### Exercise instructions
Match the word "discount". Return each line of the data below where it appears.
-- Task inputs follows --
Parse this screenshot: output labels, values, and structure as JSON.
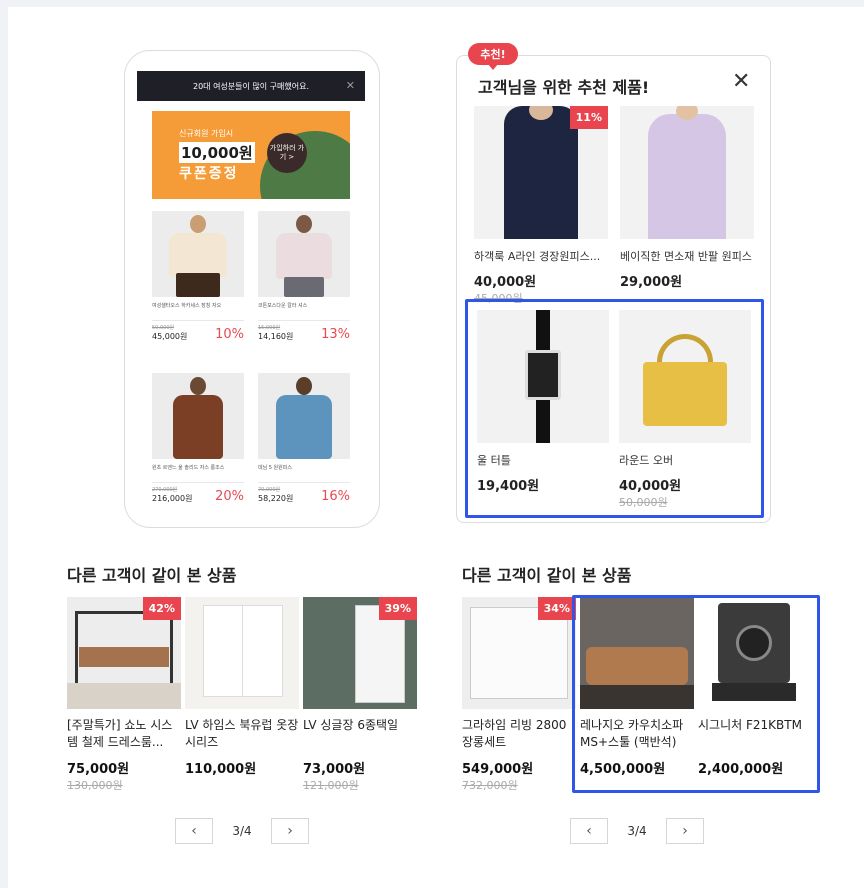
{
  "phone": {
    "notice": "20대 여성분들이 많이 구매했어요.",
    "close_icon": "close-icon",
    "banner": {
      "line1": "신규회원 가입시",
      "line2": "10,000원",
      "line3": "쿠폰증정",
      "cta": "가입하러 가기 >"
    },
    "products": [
      {
        "name": "여성셀타오스 하카세스 장칭 자오",
        "old": "50,000원",
        "price": "45,000원",
        "discount": "10%"
      },
      {
        "name": "코튼포스다운 칼라 셔스",
        "old": "15,000원",
        "price": "14,160원",
        "discount": "13%"
      },
      {
        "name": "원초 르엔느 울 솔리드 자스 롱조스",
        "old": "270,000원",
        "price": "216,000원",
        "discount": "20%"
      },
      {
        "name": "데님 5 원원피스",
        "old": "70,000원",
        "price": "58,220원",
        "discount": "16%"
      }
    ]
  },
  "recommend": {
    "badge": "추천!",
    "title": "고객님을 위한 추천 제품!",
    "close_icon": "close-icon",
    "products": [
      {
        "name": "하객룩 A라인 경장원피스...",
        "price": "40,000원",
        "old": "45,000원",
        "discount": "11%"
      },
      {
        "name": "베이직한 면소재 반팔 원피스",
        "price": "29,000원",
        "old": ""
      },
      {
        "name": "울 터틀",
        "price": "19,400원",
        "old": ""
      },
      {
        "name": "라운드 오버",
        "price": "40,000원",
        "old": "50,000원"
      }
    ]
  },
  "section_left": {
    "title": "다른 고객이 같이 본 상품",
    "products": [
      {
        "name": "[주말특가] 쇼노 시스템 철제 드레스룸...",
        "price": "75,000원",
        "old": "130,000원",
        "discount": "42%"
      },
      {
        "name": "LV 하임스 북유럽 옷장 시리즈",
        "price": "110,000원",
        "old": ""
      },
      {
        "name": "LV 싱글장 6종택일",
        "price": "73,000원",
        "old": "121,000원",
        "discount": "39%"
      }
    ],
    "pager": {
      "page": "3/4",
      "prev_icon": "chevron-left-icon",
      "next_icon": "chevron-right-icon"
    }
  },
  "section_right": {
    "title": "다른 고객이 같이 본 상품",
    "products": [
      {
        "name": "그라하임 리빙 2800 장롱세트",
        "price": "549,000원",
        "old": "732,000원",
        "discount": "34%"
      },
      {
        "name": "레나지오 카우치소파 MS+스툴 (맥반석)",
        "price": "4,500,000원",
        "old": ""
      },
      {
        "name": "시그니처 F21KBTM",
        "price": "2,400,000원",
        "old": ""
      }
    ],
    "pager": {
      "page": "3/4",
      "prev_icon": "chevron-left-icon",
      "next_icon": "chevron-right-icon"
    }
  },
  "colors": {
    "accent_red": "#e8454e",
    "highlight_blue": "#2f56e8",
    "banner_orange": "#f59c38"
  }
}
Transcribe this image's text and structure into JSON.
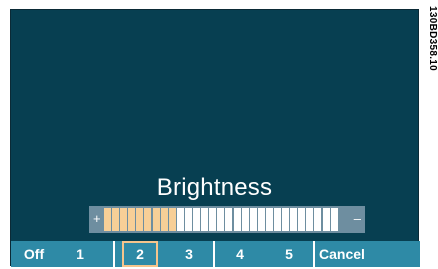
{
  "side_code": "130BD358.10",
  "dialog": {
    "title": "Brightness"
  },
  "slider": {
    "plus_label": "+",
    "minus_label": "–",
    "segments_total": 29,
    "segments_filled": 9,
    "filled_color": "#f7cf97",
    "empty_color": "#ffffff"
  },
  "buttons": [
    {
      "label": "Off",
      "selected": false
    },
    {
      "label": "1",
      "selected": false
    },
    {
      "label": "2",
      "selected": true
    },
    {
      "label": "3",
      "selected": false
    },
    {
      "label": "4",
      "selected": false
    },
    {
      "label": "5",
      "selected": false
    },
    {
      "label": "Cancel",
      "selected": false
    }
  ]
}
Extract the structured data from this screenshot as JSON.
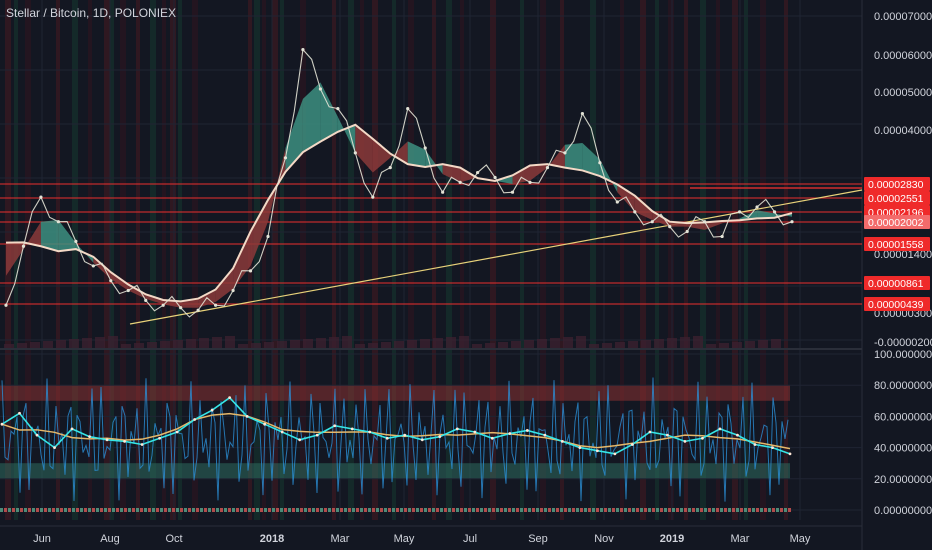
{
  "header": {
    "symbol_title": "Stellar / Bitcoin, 1D, POLONIEX"
  },
  "colors": {
    "background": "#131722",
    "grid": "#1f2433",
    "price_line": "#e3e3d6",
    "trendline": "#e8d27a",
    "level_line": "#d22e2e",
    "level_tag": "#ef2a2a",
    "level_tag_active": "#f36b6b",
    "ribbon_up": "#3d8f80",
    "ribbon_down": "#8b3a3a",
    "rsi_cyan": "#36e6e6",
    "rsi_blue": "#2a8fd6",
    "rsi_white": "#ffe8d8",
    "rsi_band_top": "#8b3232",
    "rsi_band_bottom": "#2e6c5e"
  },
  "chart_data": [
    {
      "type": "line",
      "title": "Stellar / Bitcoin, 1D, POLONIEX",
      "yscale": "linear",
      "ylim": [
        -2e-06,
        7e-06
      ],
      "y_tick_labels": [
        "0.00007000",
        "0.00006000",
        "0.00005000",
        "0.00004000",
        "0.00001400",
        "0.00000300",
        "-0.00000200"
      ],
      "x_tick_labels": [
        "Jun",
        "Aug",
        "Oct",
        "2018",
        "Mar",
        "May",
        "Jul",
        "Sep",
        "Nov",
        "2019",
        "Mar",
        "May"
      ],
      "horizontal_levels": [
        {
          "label": "0.00002830",
          "value": 2.83e-05
        },
        {
          "label": "0.00002551",
          "value": 2.551e-05
        },
        {
          "label": "0.00002196",
          "value": 2.196e-05
        },
        {
          "label": "0.00002002",
          "value": 2.002e-05
        },
        {
          "label": "0.00001558",
          "value": 1.558e-05
        },
        {
          "label": "0.00000861",
          "value": 8.61e-06
        },
        {
          "label": "0.00000439",
          "value": 4.39e-06
        }
      ],
      "series": [
        {
          "values": [
            0.6,
            1.8,
            2.8,
            2.3,
            1.9,
            1.4,
            1.1,
            0.9,
            0.7,
            0.6,
            0.55,
            0.5,
            0.6,
            0.9,
            1.3,
            2.0,
            3.6,
            5.8,
            5.0,
            4.6,
            3.7,
            2.8,
            3.4,
            4.6,
            3.8,
            2.9,
            3.1,
            3.3,
            3.2,
            2.9,
            3.1,
            3.4,
            3.7,
            4.5,
            3.5,
            2.7,
            2.5,
            2.3,
            2.2,
            2.1,
            2.3,
            2.0,
            2.5,
            2.6,
            2.5,
            2.3
          ],
          "unit": "relative price"
        }
      ]
    },
    {
      "type": "line",
      "yscale": "linear",
      "ylim": [
        0,
        100
      ],
      "y_tick_labels": [
        "100.00000000",
        "80.00000000",
        "60.00000000",
        "40.00000000",
        "20.00000000",
        "0.00000000"
      ],
      "bands": [
        [
          70,
          80
        ],
        [
          20,
          30
        ]
      ],
      "series": [
        {
          "values": [
            55,
            62,
            48,
            40,
            52,
            47,
            45,
            44,
            42,
            46,
            50,
            58,
            64,
            72,
            60,
            55,
            50,
            45,
            48,
            54,
            52,
            50,
            46,
            48,
            45,
            47,
            52,
            50,
            46,
            49,
            51,
            48,
            44,
            40,
            38,
            36,
            42,
            50,
            48,
            44,
            46,
            52,
            48,
            42,
            40,
            36
          ]
        }
      ]
    }
  ]
}
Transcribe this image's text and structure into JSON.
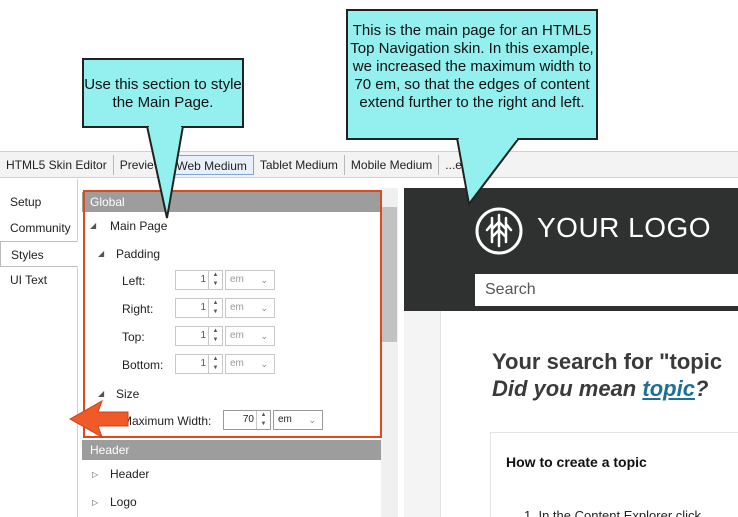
{
  "callouts": {
    "left": "Use this section to style the Main Page.",
    "right": "This is the main page for an HTML5 Top Navigation skin. In this example, we increased the maximum width to 70 em, so that the edges of content extend further to the right and left."
  },
  "tabs": [
    "HTML5 Skin Editor",
    "Preview",
    "Web Medium",
    "Tablet Medium",
    "Mobile Medium",
    "...ent"
  ],
  "active_tab": "Web Medium",
  "sidebar": {
    "items": [
      {
        "label": "Setup"
      },
      {
        "label": "Community"
      },
      {
        "label": "Styles"
      },
      {
        "label": "UI Text"
      }
    ]
  },
  "styles_panel": {
    "global_header": "Global",
    "main_page": "Main Page",
    "padding": "Padding",
    "left_label": "Left:",
    "right_label": "Right:",
    "top_label": "Top:",
    "bottom_label": "Bottom:",
    "left_value": "1",
    "right_value": "1",
    "top_value": "1",
    "bottom_value": "1",
    "unit_faded": "em",
    "size": "Size",
    "max_width_label": "Maximum Width:",
    "max_width_value": "70",
    "max_width_unit": "em",
    "header_section": "Header",
    "header_item": "Header",
    "logo_item": "Logo"
  },
  "preview": {
    "logo_text": "YOUR LOGO",
    "search_placeholder": "Search",
    "result_line": "Your search for \"topic",
    "did_you_mean": "Did you mean",
    "did_you_mean_link": "topic",
    "did_you_mean_end": "?",
    "card_title": "How to create a topic",
    "card_item": "1.  In the Content Explorer click"
  },
  "colors": {
    "callout_fill": "#94efef",
    "highlight_border": "#e04a1a",
    "arrow_orange": "#f05a28",
    "preview_header": "#2f3030",
    "link": "#1d6f96"
  }
}
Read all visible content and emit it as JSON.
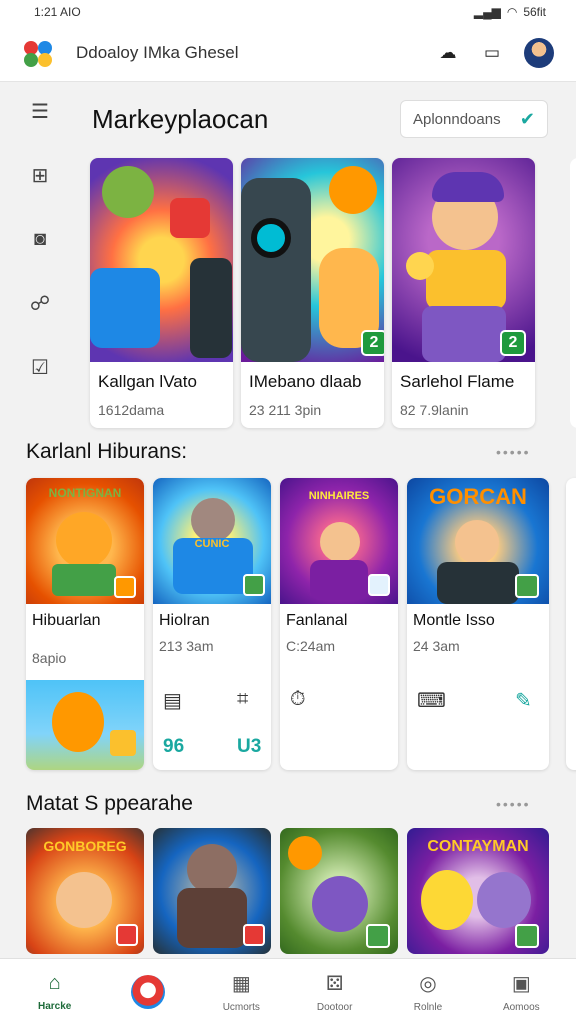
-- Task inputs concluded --
### Answer to this exercise
        "discount": "10%"
        "discount": "13%"
        "discount": "20%"
        "discount": "16%"
        "discount": "11%"
        "discount": "42%"
        "discount": "39%"
        "discount": "34%"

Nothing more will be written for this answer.